[DATA EXCERPTS Boundary: Start]

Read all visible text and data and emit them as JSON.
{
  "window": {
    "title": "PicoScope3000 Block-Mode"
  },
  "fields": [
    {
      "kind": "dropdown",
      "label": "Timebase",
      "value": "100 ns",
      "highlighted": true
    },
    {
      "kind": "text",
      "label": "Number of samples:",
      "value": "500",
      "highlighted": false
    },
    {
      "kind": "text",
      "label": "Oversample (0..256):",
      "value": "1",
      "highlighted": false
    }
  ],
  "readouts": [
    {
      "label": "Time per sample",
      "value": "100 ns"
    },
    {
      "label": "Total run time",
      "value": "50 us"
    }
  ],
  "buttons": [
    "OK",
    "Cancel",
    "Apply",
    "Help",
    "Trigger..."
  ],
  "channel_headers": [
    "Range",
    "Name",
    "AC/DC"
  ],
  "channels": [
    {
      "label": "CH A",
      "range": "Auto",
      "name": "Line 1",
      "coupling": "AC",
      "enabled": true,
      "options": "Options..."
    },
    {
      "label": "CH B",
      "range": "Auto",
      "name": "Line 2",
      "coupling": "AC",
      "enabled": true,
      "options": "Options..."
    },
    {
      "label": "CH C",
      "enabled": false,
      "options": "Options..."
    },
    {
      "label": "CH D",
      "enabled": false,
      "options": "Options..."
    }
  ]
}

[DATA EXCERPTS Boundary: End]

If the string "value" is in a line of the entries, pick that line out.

      "value": "100 ns",
      "value": "500",
      "value": "1",
      "value": "100 ns"
      "value": "50 us"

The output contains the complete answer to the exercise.